### Supplied data:
+++++

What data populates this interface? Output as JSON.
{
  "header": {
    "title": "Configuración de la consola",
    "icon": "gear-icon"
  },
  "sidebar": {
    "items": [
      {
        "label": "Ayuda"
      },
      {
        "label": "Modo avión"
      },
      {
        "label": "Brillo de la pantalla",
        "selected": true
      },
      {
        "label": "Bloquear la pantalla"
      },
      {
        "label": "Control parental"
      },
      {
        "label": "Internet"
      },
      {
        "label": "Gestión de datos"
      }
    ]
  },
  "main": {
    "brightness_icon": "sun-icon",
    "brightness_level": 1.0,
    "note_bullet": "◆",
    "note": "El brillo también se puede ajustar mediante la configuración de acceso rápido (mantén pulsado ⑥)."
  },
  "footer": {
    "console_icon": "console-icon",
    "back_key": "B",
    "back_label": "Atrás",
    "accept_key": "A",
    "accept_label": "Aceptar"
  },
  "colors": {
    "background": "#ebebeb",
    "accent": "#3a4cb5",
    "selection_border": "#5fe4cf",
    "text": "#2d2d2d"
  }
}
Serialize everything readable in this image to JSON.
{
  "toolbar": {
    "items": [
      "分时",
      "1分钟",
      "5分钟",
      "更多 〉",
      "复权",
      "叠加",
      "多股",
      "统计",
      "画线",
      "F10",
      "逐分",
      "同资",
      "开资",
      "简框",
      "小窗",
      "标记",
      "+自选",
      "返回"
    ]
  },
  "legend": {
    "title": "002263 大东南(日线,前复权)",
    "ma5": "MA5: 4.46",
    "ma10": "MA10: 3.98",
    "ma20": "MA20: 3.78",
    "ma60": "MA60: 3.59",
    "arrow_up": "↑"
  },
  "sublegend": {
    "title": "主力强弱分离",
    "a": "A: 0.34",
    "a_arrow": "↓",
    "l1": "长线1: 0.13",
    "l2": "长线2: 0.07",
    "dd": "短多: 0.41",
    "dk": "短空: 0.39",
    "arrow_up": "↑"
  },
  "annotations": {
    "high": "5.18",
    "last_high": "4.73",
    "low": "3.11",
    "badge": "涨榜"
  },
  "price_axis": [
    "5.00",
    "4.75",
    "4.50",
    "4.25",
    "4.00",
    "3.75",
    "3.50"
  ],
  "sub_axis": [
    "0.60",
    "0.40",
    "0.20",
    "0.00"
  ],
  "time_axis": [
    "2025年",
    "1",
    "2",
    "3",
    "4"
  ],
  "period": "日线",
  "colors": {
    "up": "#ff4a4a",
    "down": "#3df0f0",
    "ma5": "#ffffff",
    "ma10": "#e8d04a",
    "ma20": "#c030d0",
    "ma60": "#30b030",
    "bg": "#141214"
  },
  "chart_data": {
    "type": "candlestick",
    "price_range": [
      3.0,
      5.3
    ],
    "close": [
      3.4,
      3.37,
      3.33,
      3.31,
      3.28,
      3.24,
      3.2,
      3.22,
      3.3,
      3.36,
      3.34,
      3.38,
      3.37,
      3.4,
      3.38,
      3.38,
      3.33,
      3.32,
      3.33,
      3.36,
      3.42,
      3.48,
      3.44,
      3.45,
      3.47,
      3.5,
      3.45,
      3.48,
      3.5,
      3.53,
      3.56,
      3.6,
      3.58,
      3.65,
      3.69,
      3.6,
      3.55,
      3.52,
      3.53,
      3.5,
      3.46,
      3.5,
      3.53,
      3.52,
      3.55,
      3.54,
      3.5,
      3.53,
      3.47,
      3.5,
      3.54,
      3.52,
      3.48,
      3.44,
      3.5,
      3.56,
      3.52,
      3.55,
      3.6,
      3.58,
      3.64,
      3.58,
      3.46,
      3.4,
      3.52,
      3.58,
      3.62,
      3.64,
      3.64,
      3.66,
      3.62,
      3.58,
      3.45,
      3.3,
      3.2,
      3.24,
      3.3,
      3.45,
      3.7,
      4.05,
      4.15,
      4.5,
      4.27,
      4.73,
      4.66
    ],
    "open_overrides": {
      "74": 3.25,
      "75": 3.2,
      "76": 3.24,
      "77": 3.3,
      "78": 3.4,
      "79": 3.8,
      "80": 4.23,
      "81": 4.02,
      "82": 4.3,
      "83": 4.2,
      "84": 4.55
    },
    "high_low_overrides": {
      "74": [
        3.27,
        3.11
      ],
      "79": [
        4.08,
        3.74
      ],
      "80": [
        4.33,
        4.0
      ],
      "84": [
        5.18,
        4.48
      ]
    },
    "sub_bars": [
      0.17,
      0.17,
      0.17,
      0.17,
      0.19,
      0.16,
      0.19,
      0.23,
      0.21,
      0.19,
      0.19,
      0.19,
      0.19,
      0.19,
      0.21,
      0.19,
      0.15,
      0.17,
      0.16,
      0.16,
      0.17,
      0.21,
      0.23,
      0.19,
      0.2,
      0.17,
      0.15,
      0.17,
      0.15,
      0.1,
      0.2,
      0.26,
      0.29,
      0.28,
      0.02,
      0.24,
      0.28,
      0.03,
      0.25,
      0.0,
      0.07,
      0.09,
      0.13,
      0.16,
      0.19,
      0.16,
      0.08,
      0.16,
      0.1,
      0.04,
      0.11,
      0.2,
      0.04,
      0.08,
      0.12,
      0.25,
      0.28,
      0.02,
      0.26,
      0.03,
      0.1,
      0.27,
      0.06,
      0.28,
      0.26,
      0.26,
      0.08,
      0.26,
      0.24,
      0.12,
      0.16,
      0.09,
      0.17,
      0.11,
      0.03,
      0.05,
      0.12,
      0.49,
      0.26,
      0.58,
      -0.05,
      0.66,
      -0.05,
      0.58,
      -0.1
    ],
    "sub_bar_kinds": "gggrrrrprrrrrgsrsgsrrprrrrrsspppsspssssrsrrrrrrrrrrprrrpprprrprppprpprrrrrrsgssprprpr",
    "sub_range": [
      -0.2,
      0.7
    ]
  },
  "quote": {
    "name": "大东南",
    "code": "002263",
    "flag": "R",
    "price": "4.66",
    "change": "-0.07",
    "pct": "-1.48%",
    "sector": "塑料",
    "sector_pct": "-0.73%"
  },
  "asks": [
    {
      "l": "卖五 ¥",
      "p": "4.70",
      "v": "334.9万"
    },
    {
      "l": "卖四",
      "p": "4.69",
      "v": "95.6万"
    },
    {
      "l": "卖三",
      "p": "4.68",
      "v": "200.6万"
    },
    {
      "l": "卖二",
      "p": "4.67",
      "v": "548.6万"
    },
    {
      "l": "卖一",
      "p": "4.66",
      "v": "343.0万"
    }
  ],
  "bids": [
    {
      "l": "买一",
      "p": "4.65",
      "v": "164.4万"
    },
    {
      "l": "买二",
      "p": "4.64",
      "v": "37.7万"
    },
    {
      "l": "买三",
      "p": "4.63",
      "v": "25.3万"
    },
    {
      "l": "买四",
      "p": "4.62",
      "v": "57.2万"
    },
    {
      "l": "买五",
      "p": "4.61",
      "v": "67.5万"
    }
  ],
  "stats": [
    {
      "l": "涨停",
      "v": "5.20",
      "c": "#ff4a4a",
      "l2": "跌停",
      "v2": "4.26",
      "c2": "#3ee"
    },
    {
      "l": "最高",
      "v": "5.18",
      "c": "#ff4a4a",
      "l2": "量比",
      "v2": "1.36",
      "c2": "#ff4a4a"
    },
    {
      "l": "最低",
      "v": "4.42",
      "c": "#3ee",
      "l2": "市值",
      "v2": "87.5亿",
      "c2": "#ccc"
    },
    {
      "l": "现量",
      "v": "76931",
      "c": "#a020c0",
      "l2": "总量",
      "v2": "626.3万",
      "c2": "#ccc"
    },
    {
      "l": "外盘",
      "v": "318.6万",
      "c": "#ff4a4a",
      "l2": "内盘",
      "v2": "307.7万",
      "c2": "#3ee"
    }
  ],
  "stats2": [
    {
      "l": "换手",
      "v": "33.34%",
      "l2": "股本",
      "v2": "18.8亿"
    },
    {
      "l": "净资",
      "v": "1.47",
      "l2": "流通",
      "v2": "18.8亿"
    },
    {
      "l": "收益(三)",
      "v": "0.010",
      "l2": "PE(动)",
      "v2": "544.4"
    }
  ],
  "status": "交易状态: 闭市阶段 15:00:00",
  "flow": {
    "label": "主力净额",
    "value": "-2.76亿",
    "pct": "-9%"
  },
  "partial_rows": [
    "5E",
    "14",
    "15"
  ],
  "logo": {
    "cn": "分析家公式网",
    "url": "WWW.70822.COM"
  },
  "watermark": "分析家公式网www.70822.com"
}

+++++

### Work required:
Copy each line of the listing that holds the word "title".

### Output:
    "title": "Configuración de la consola",
    "title": "002263 大东南(日线,前复权)",
    "title": "主力强弱分离",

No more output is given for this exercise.